The survey map in my hand provides a clue. It bears the title 'Guildford 7723-4-2'. The co-ordinates show that we are standing in a place called Golden Gully. All over the map the phrase 'Old gold workings' recurs to describe the relic landscapes that surround us. Bland indeed does that label appear, when we compare this present-day map with the copied plans from the 1850s and 1860s that my companion pulls from her backpack. They reveal a miscellany of place names, rich in associations, for every hill, gully, flat, and human settlement — Italian Hill for example, German Gully, Adelaide Flat, and Irishtown — that once connected all the parts of this district into one sprawling community. It was called the Mount Alexander Diggings.

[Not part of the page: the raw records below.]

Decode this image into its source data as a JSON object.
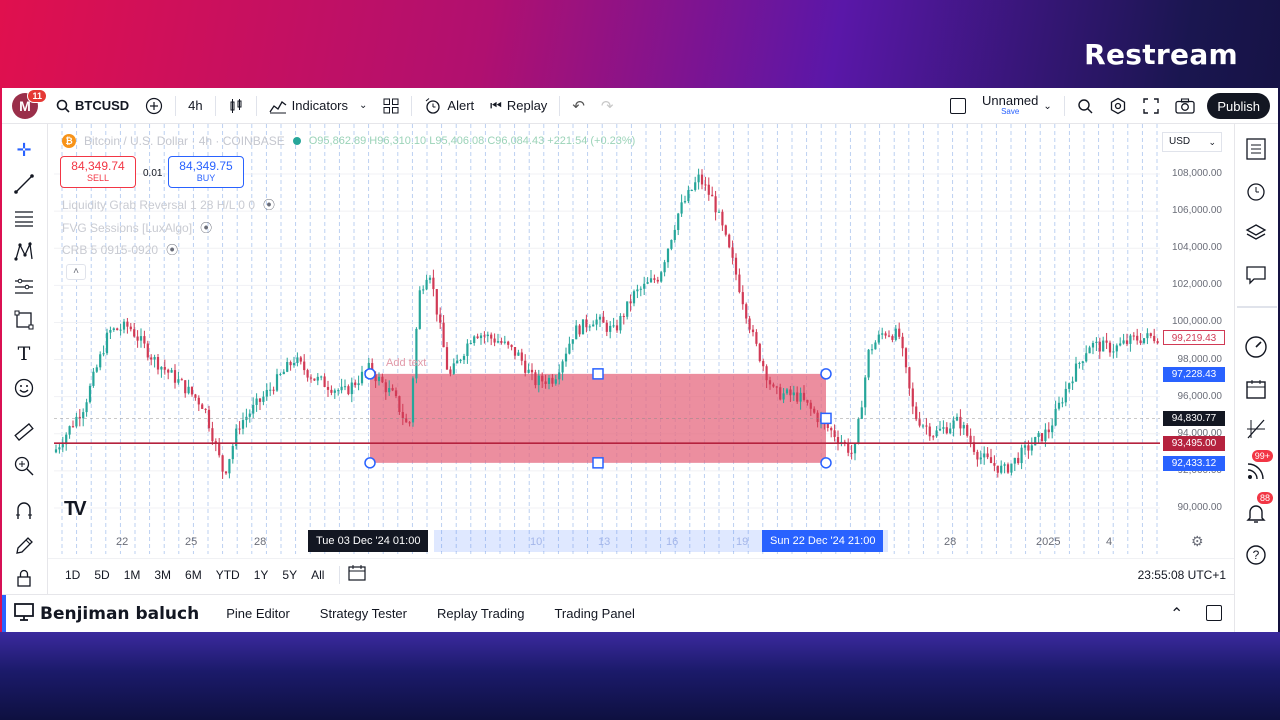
{
  "brand": "Restream",
  "topbar": {
    "logo_letter": "M",
    "logo_badge": "11",
    "symbol": "BTCUSD",
    "interval": "4h",
    "indicators": "Indicators",
    "alert": "Alert",
    "replay": "Replay",
    "layout_name": "Unnamed",
    "layout_save": "Save",
    "publish": "Publish"
  },
  "legend": {
    "title": "Bitcoin / U.S. Dollar · 4h · COINBASE",
    "ohlc": "O95,862.89 H96,310.10 L95,406.08 C96,084.43 +221.54 (+0.23%)"
  },
  "trade": {
    "sell_price": "84,349.74",
    "sell_label": "SELL",
    "buy_price": "84,349.75",
    "buy_label": "BUY",
    "spread": "0.01"
  },
  "indicators": [
    "Liquidity Grab Reversal 1 28 H/L 0 0",
    "FVG Sessions [LuxAlgo]",
    "CRB 5 0915-0920"
  ],
  "drawing_label": "Add text",
  "price_axis": {
    "currency": "USD",
    "labels": [
      "108,000.00",
      "106,000.00",
      "104,000.00",
      "102,000.00",
      "100,000.00",
      "98,000.00",
      "96,000.00",
      "94,000.00",
      "92,000.00",
      "90,000.00"
    ],
    "tags": [
      {
        "text": "99,219.43",
        "kind": "outline-red"
      },
      {
        "text": "97,228.43",
        "kind": "blue"
      },
      {
        "text": "94,830.77",
        "kind": "black"
      },
      {
        "text": "93,495.00",
        "kind": "red"
      },
      {
        "text": "92,433.12",
        "kind": "blue"
      }
    ]
  },
  "time_axis": {
    "labels": [
      "22",
      "25",
      "28",
      "10",
      "13",
      "16",
      "19",
      "28",
      "2025",
      "4"
    ],
    "range_start": "Tue 03 Dec '24   01:00",
    "range_end": "Sun 22 Dec '24   21:00"
  },
  "ranges": [
    "1D",
    "5D",
    "1M",
    "3M",
    "6M",
    "YTD",
    "1Y",
    "5Y",
    "All"
  ],
  "clock": "23:55:08 UTC+1",
  "panel": {
    "user": "Benjiman baluch",
    "tabs": [
      "Pine Editor",
      "Strategy Tester",
      "Replay Trading",
      "Trading Panel"
    ]
  },
  "right_badges": {
    "ideas": "99+",
    "notifications": "88"
  },
  "colors": {
    "up": "#26a69a",
    "down": "#d13a55",
    "zone": "#e5687f",
    "hline": "#b5223e",
    "accent": "#2962ff"
  },
  "chart_data": {
    "type": "candlestick",
    "symbol": "Bitcoin / U.S. Dollar",
    "interval": "4h",
    "exchange": "COINBASE",
    "ylim": [
      89500,
      109000
    ],
    "horizontal_line": 93495.0,
    "zone": {
      "top": 97228.43,
      "bottom": 92433.12,
      "start": "Tue 03 Dec '24 01:00",
      "end": "Sun 22 Dec '24 21:00"
    },
    "path": [
      [
        0,
        93000
      ],
      [
        30,
        95500
      ],
      [
        55,
        99500
      ],
      [
        75,
        99800
      ],
      [
        100,
        98000
      ],
      [
        125,
        96800
      ],
      [
        150,
        95500
      ],
      [
        170,
        91800
      ],
      [
        185,
        94500
      ],
      [
        210,
        96000
      ],
      [
        240,
        98000
      ],
      [
        260,
        97000
      ],
      [
        290,
        96200
      ],
      [
        315,
        97500
      ],
      [
        340,
        96000
      ],
      [
        355,
        94200
      ],
      [
        365,
        101500
      ],
      [
        375,
        103000
      ],
      [
        395,
        97000
      ],
      [
        420,
        99500
      ],
      [
        445,
        99000
      ],
      [
        465,
        98200
      ],
      [
        480,
        96800
      ],
      [
        500,
        97000
      ],
      [
        520,
        99500
      ],
      [
        540,
        100200
      ],
      [
        560,
        99500
      ],
      [
        580,
        101500
      ],
      [
        605,
        102500
      ],
      [
        625,
        106000
      ],
      [
        645,
        107800
      ],
      [
        660,
        106500
      ],
      [
        680,
        103000
      ],
      [
        700,
        99000
      ],
      [
        720,
        96200
      ],
      [
        745,
        96000
      ],
      [
        770,
        94500
      ],
      [
        790,
        93500
      ],
      [
        800,
        92800
      ],
      [
        815,
        98500
      ],
      [
        830,
        99500
      ],
      [
        845,
        99300
      ],
      [
        860,
        95000
      ],
      [
        880,
        94000
      ],
      [
        905,
        94700
      ],
      [
        925,
        92800
      ],
      [
        950,
        92000
      ],
      [
        975,
        93300
      ],
      [
        995,
        94200
      ],
      [
        1015,
        96800
      ],
      [
        1035,
        98800
      ],
      [
        1060,
        98600
      ],
      [
        1080,
        99100
      ],
      [
        1098,
        99219
      ]
    ]
  }
}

News of the discovery of gold at 'The Mount', in central Victoria, during 1851 triggered a mass migration of gold seekers from around the world. The newcomers created a pastiche of translated social worlds in this new place. Their inscriptions upon the landscape overlaid, but did not altogether efface, those of its original custodians, the Djadja Wurrung people. Most of the newcomers came from Britain and from English-speaking settler societies, but the largest non-English speaking minority group came from southern China.

The diggers — ethnic and class differences notwithstanding — shared a common gender. But the communities that dotted the Mount Alexander Diggings contained large numbers of women and children as well as men. As Golden Gully demonstrates, the diggings comprised much more than sluicing beds and poppet heads; mining activity overlapped with home life, neighbourliness, and communalism. Their richly diverse history has barely begun to be told.

Maps — old and new — provide pointers to this forgotten history. But one needs to pull on walking boots to find the traces of this history that are still embedded in the landscapes of gold mining sites right across Australia. These places are potent cultural landscapes because their forms reveal the human interventions that took place within them. Like a palimpsest, or ancient parchment, which has been written upon, erased, and overwritten, these cultural landscapes can also be carefully read for traces of the events that took place there. One needs to stand in places like Golden Gully in order to read the material traces of gold mining in the landscape. These places invite us to adjust our historical emphases and ask fresh questions about the past: about the overlooked people who lived in such locales, and about the rhythms of workplace, home, and neighbourhood life in these vanished communities.

Following nomenclature principles adopted by the Victorian Geographic Place Names Advisory Committee, in instances of place names indicating the possessive case, the apostrophe is deleted but the 's' retained: e.g., Fishermans Bend, Hobsons Bay, Princes Bridge.

Alan Mayne

See also

Anakie, VIC
Andersons Creek, VIC
Ararat, VIC
Avoca, VIC
Ballarat, VIC
Baringhup, VIC
Barkers Creek, VIC
Barossa, SA
Bathurst, NSW
Beaconsfield, TAS
Beechworth, VIC
Bendigo, VIC
Boulder, WA
Braidwood, NSW
Broken Hill, NSW
Buckland River, VIC
Buninyong, VIC
Campbells Creek, VIC
Canoona, QLD
Castlemaine, VIC
Charters Towers, QLD
Chewton, VIC
Chiltern, VIC
Christmastown, VIC
Chute, VIC
Clunes, VIC
Coen Goldfields, Cape York, QLD
Coolgardie, WA
Cornishtown, VIC
Creswick, VIC
Croydon, QLD
Daylesford, VIC
Dry Diggings, VIC
Dunolly, VIC
Durham, VIC
Eaglehawk Flat, VIC
Eaglehawk, VIC
Forbes, NSW
Forest Creek, VIC
Foster, VIC
Fryers Creek, VIC
Fryers Forest, VIC
Fryerstown, VIC
Geelong, VIC
Golden Gully, VIC
Golden Point (Castlemaine), VIC
Golden Point, VIC
Guildford, VIC
Gulgong, NSW
Gympie, QLD
Heathcote, VIC
Hill End, NSW
Home Rule, NSW
Indigo, VIC
Kalgoorlie, WA
Kanowna, WA
Kimberley, WA
Kingston, VIC
Long Gully, VIC
Maldon, VIC
Maryborough, VIC
Moliagul, VIC
Mount Pleasant, SA
Muckleford, VIC
Newstead, VIC
Omeo, VIC
Onkaparinga, SA
Ophir, NSW
Palmer River Goldfield, QLD
Pilbara Goldfield, WA
Pine Creek, NT
Pyrenees, VIC
Ravenswood, QLD
Robe, SA
Rum Jungle, NT
Sebastapol, VIC
Sofala (Turon), NSW
Southern Cross, WA
St Arnaud, VIC
Stawell, VIC
Steiglitz, VIC
Strathloddon, VIC
Swifts Creek, VIC
Tarilta, VIC
Tarnagulla, VIC
Tarrangower, VIC
Teetulpa, SA
Vaughan, VIC
Walhalla, VIC
Walmer, VIC
Wedderburn, VIC
Wellington, NSW
Wesley Hill, VIC
Woods Point, VIC
Yam Creek, NT
Yandoit, VIC
Yapeen, VIC